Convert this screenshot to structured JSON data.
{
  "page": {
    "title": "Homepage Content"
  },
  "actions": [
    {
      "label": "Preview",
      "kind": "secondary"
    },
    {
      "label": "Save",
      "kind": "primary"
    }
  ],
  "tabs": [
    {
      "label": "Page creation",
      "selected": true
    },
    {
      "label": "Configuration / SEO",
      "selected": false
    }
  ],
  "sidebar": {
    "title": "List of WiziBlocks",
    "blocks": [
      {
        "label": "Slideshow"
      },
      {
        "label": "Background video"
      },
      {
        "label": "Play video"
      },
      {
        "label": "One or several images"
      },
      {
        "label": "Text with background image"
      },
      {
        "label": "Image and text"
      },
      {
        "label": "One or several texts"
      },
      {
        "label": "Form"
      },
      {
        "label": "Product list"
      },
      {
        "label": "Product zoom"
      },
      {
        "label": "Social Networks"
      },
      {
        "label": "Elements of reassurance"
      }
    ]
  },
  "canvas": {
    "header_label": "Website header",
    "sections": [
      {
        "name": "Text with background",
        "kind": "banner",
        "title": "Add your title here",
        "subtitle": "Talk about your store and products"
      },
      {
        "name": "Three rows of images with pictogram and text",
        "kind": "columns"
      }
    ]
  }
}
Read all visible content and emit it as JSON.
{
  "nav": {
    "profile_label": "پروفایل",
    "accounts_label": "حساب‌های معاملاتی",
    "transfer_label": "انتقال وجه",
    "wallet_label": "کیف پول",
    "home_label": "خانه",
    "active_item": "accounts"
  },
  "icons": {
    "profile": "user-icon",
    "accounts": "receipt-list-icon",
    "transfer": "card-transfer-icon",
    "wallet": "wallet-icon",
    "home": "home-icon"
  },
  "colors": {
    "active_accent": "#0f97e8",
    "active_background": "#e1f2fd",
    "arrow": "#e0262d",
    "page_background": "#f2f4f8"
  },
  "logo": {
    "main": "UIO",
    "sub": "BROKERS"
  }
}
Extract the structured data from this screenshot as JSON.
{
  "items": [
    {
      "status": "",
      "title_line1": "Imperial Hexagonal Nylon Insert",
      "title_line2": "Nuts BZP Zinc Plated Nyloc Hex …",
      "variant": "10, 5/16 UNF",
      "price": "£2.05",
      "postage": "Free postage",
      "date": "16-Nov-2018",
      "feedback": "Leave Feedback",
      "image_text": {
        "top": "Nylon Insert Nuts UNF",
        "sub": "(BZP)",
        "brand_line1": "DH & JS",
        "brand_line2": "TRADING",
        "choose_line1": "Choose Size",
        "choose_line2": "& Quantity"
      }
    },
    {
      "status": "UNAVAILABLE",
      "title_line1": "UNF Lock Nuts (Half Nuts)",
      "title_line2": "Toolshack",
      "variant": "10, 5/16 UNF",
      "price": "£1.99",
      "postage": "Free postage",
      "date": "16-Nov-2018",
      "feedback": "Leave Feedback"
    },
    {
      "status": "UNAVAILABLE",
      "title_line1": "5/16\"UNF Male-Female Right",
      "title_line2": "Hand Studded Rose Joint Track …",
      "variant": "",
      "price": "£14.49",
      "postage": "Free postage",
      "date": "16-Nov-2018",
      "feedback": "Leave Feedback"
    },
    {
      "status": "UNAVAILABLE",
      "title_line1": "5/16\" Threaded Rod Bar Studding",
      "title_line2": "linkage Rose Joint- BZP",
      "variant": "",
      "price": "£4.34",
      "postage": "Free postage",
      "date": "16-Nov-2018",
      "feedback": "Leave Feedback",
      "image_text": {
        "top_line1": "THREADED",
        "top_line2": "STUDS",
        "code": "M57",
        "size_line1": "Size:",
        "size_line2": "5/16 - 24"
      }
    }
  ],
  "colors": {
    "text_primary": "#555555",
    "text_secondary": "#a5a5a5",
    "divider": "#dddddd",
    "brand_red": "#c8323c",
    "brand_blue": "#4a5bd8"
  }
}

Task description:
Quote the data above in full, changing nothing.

Solution to the exercise:
Convert this screenshot to structured JSON data.
{
  "page": {
    "title": "Homepage Content"
  },
  "actions": [
    {
      "label": "Preview",
      "kind": "secondary"
    },
    {
      "label": "Save",
      "kind": "primary"
    }
  ],
  "tabs": [
    {
      "label": "Page creation",
      "selected": true
    },
    {
      "label": "Configuration / SEO",
      "selected": false
    }
  ],
  "sidebar": {
    "title": "List of WiziBlocks",
    "blocks": [
      {
        "label": "Slideshow"
      },
      {
        "label": "Background video"
      },
      {
        "label": "Play video"
      },
      {
        "label": "One or several images"
      },
      {
        "label": "Text with background image"
      },
      {
        "label": "Image and text"
      },
      {
        "label": "One or several texts"
      },
      {
        "label": "Form"
      },
      {
        "label": "Product list"
      },
      {
        "label": "Product zoom"
      },
      {
        "label": "Social Networks"
      },
      {
        "label": "Elements of reassurance"
      }
    ]
  },
  "canvas": {
    "header_label": "Website header",
    "sections": [
      {
        "name": "Text with background",
        "kind": "banner",
        "title": "Add your title here",
        "subtitle": "Talk about your store and products"
      },
      {
        "name": "Three rows of images with pictogram and text",
        "kind": "columns"
      }
    ]
  }
}
Read all visible content and emit it as JSON.
{
  "nav": {
    "profile_label": "پروفایل",
    "accounts_label": "حساب‌های معاملاتی",
    "transfer_label": "انتقال وجه",
    "wallet_label": "کیف پول",
    "home_label": "خانه",
    "active_item": "accounts"
  },
  "icons": {
    "profile": "user-icon",
    "accounts": "receipt-list-icon",
    "transfer": "card-transfer-icon",
    "wallet": "wallet-icon",
    "home": "home-icon"
  },
  "colors": {
    "active_accent": "#0f97e8",
    "active_background": "#e1f2fd",
    "arrow": "#e0262d",
    "page_background": "#f2f4f8"
  },
  "logo": {
    "main": "UIO",
    "sub": "BROKERS"
  }
}
Extract the structured data from this screenshot as JSON.
{
  "items": [
    {
      "status": "",
      "title_line1": "Imperial Hexagonal Nylon Insert",
      "title_line2": "Nuts BZP Zinc Plated Nyloc Hex …",
      "variant": "10, 5/16 UNF",
      "price": "£2.05",
      "postage": "Free postage",
      "date": "16-Nov-2018",
      "feedback": "Leave Feedback",
      "image_text": {
        "top": "Nylon Insert Nuts UNF",
        "sub": "(BZP)",
        "brand_line1": "DH & JS",
        "brand_line2": "TRADING",
        "choose_line1": "Choose Size",
        "choose_line2": "& Quantity"
      }
    },
    {
      "status": "UNAVAILABLE",
      "title_line1": "UNF Lock Nuts (Half Nuts)",
      "title_line2": "Toolshack",
      "variant": "10, 5/16 UNF",
      "price": "£1.99",
      "postage": "Free postage",
      "date": "16-Nov-2018",
      "feedback": "Leave Feedback"
    },
    {
      "status": "UNAVAILABLE",
      "title_line1": "5/16\"UNF Male-Female Right",
      "title_line2": "Hand Studded Rose Joint Track …",
      "variant": "",
      "price": "£14.49",
      "postage": "Free postage",
      "date": "16-Nov-2018",
      "feedback": "Leave Feedback"
    },
    {
      "status": "UNAVAILABLE",
      "title_line1": "5/16\" Threaded Rod Bar Studding",
      "title_line2": "linkage Rose Joint- BZP",
      "variant": "",
      "price": "£4.34",
      "postage": "Free postage",
      "date": "16-Nov-2018",
      "feedback": "Leave Feedback",
      "image_text": {
        "top_line1": "THREADED",
        "top_line2": "STUDS",
        "code": "M57",
        "size_line1": "Size:",
        "size_line2": "5/16 - 24"
      }
    }
  ],
  "colors": {
    "text_primary": "#555555",
    "text_secondary": "#a5a5a5",
    "divider": "#dddddd",
    "brand_red": "#c8323c",
    "brand_blue": "#4a5bd8"
  }
}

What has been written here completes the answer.